A piece at euobserver today purports to tell the past, present, and future of Russian cyberwar. All the usual suspects make an appearance: Estonia, Georgia, Ukraine. These operations are portrayed as successful and a portent of dangerous things to come.
A couple recent analyses are more balanced, I think. Check out Jason Healey‘s 2016 CyCon essay [PDF] on winning and losing in cyberspace. We tend to see short term, tactical successes like Russian cyberattacks on Estonia in 2007, for example, as longer term victories than what they really are.
More recently, over at the Washington Post, Brandon Valeriano, Ryan Maness, and Benjamin Jensen argue that Russia’s cyber strategy is not some unprecedented new tactic. Rather, it is an updated version of “political warfare.”
In short, we should be concerned about Russian hacking. But we shouldn’t panic.
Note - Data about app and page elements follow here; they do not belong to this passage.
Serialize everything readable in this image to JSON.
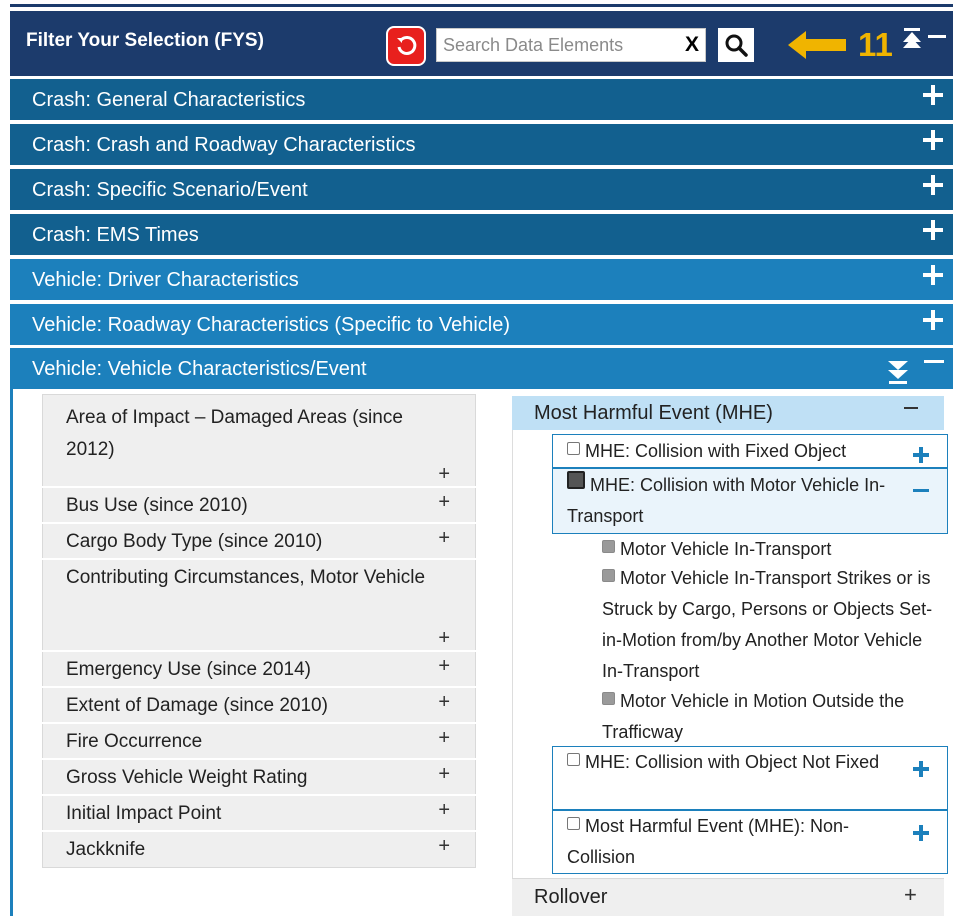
{
  "header": {
    "title": "Filter Your Selection (FYS)",
    "search_placeholder": "Search Data Elements",
    "clear_label": "X",
    "step_number": "11",
    "colors": {
      "bar": "#1c3b6c",
      "reset": "#e8201d",
      "step": "#f0b400"
    },
    "icons": [
      "reset-icon",
      "search-icon",
      "left-arrow-icon",
      "collapse-all-icon",
      "minimize-icon"
    ]
  },
  "accordion": [
    {
      "label": "Crash: General Characteristics"
    },
    {
      "label": "Crash: Crash and Roadway Characteristics"
    },
    {
      "label": "Crash: Specific Scenario/Event"
    },
    {
      "label": "Crash: EMS Times"
    },
    {
      "label": "Vehicle: Driver Characteristics"
    },
    {
      "label": "Vehicle: Roadway Characteristics (Specific to Vehicle)"
    },
    {
      "label": "Vehicle: Vehicle Characteristics/Event"
    }
  ],
  "left_list": {
    "items": [
      {
        "label": "Area of Impact – Damaged Areas (since 2012)"
      },
      {
        "label": "Bus Use (since 2010)"
      },
      {
        "label": "Cargo Body Type (since 2010)"
      },
      {
        "label": "Contributing Circumstances, Motor Vehicle"
      },
      {
        "label": "Emergency Use (since 2014)"
      },
      {
        "label": "Extent of Damage (since 2010)"
      },
      {
        "label": "Fire Occurrence"
      },
      {
        "label": "Gross Vehicle Weight Rating"
      },
      {
        "label": "Initial Impact Point"
      },
      {
        "label": "Jackknife"
      }
    ],
    "plus": "+"
  },
  "right": {
    "group_title": "Most Harmful Event (MHE)",
    "group_minus": "−",
    "options": [
      {
        "label": "MHE: Collision with Fixed Object",
        "checked": false,
        "expanded": false
      },
      {
        "label": "MHE: Collision with Motor Vehicle In-Transport",
        "checked": true,
        "expanded": true
      },
      {
        "label": "MHE: Collision with Object Not Fixed",
        "checked": false,
        "expanded": false
      },
      {
        "label": "Most Harmful Event (MHE): Non-Collision",
        "checked": false,
        "expanded": false
      }
    ],
    "sub_options": [
      {
        "label": "Motor Vehicle In-Transport",
        "checked": true
      },
      {
        "label": "Motor Vehicle In-Transport Strikes or is Struck by Cargo, Persons or Objects Set-in-Motion from/by Another Motor Vehicle In-Transport",
        "checked": true
      },
      {
        "label": "Motor Vehicle in Motion Outside the Trafficway",
        "checked": true
      }
    ],
    "next_group": "Rollover",
    "next_plus": "+"
  }
}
A little context can go a long way to providing a less hysterical perspective.